The Missing Ulun'suti, "the jewel," on the head of the Great Snake
It was just the other day when I slowed to look for a stone along a roadside, just yesterday when I looked at some photos from 2012. The stone has gone missing after an unknown number of years that this path has been called Quassapaug, a Moccasin Trail that became a modern road, just north of the Great Path that became the present day State Highway, George Washington's Grand Old Army project linking Philadelphia and Boston, built over a trail that began as migration routes for Ice Age Mega fauna.
Out of the corner of my eye I had first noticed the suspected Ulun'suti, a white quartz stonewas no longer sitting on top of a flat-topped triangular boulder that connects to a row of stones built parallel to the old road:
"What if I asked you to bring back theUlun'suti,
the jewel in the head of the (Horned Serpent called the) Uktena?" This made some of the other warriors laugh -- they knew well how impossible and dangerous this was, and that Aganunitsi would not live a whole lot longer hunting the Uktena than undergoing torture. But the Shawano wise man was confident, and had heard all the lore of the Uktena. So his face did not change as he said, "I will bring you the Ulun'suti, or die trying, or meet you back here in three moons to sing my death song."
"The Horned Serpent appears in the mythologies of many Native Americans. Details vary among tribes, with many of the stories associating the mystical figure with water, rain, lightning and thunder..."
"Those who know say the Uktena is a great snake, as large around as a tree trunk, with horns on its head, and a bright blazing crest like a diamond on its forehead, and scales glowing like sparks of fire. It has rings or spots of color along its whole length, and can not be wounded except by shooting in the seventh spot from the head, because under this spot are its heart and its life. The blazing diamond is called Ulun'suti—"Transparent"—and he who can win it may become the greatest wonder worker of the tribe. But it is worth a man's life to attempt it, for whoever is seen by the Uktena is so dazed by the bright light that he runs toward the snake instead of trying to escape. As if this were not enough, the breath of the Uktena is so pestilential, that no living creature can survive should they inhale the tiniest bit of the foul air expelled by the Uktena. Even to see the Uktena asleep is death, not to the hunter himself, but to his family." - James Mooney

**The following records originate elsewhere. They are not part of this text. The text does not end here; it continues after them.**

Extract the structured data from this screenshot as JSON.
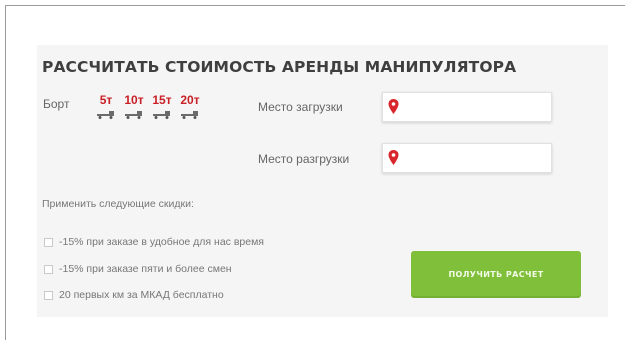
{
  "form": {
    "title": "РАССЧИТАТЬ СТОИМОСТЬ АРЕНДЫ МАНИПУЛЯТОРА",
    "board_label": "Борт",
    "weights": [
      "5т",
      "10т",
      "15т",
      "20т"
    ],
    "loading_label": "Место загрузки",
    "loading_value": "",
    "unloading_label": "Место разгрузки",
    "unloading_value": "",
    "discounts_heading": "Применить следующие скидки:",
    "discounts": [
      "-15% при заказе в удобное для нас время",
      "-15% при заказе пяти и более смен",
      "20 первых км за МКАД бесплатно"
    ],
    "submit_label": "ПОЛУЧИТЬ РАСЧЕТ"
  },
  "colors": {
    "accent_red": "#c91f26",
    "button_green": "#7fbf3a",
    "card_bg": "#f5f5f5"
  },
  "icons": {
    "location": "map-pin-icon",
    "truck": "truck-icon"
  }
}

Just a little farther, up the road, there's a bit of landscape to be read, newest to oldest layer. Down at the bottom, on zigzag segment of stacked stones, another flat topped triangular boulder protrudes toward the roadside, dusted in snow on January 2, 2014:
Travelling in all directions, along other trails and side trails, maybe on the way to your house
- maybe at your house - more examples may be found:
Above: The old path visible from the present day State Highway, below
an eye and horns make the Great Horned Snake "come alive,
the white Ulun'suti still resting on a large boulder:
When an example disappears, it's gone forever usually - and a bright white Ulun'suti is a prime target for "borrowing"by someone who doesn't understand the value of the complete construction or the fact that similar "snake walls" have been studied in Alabama, funded by the federal government because they were located on land formerly used by the military: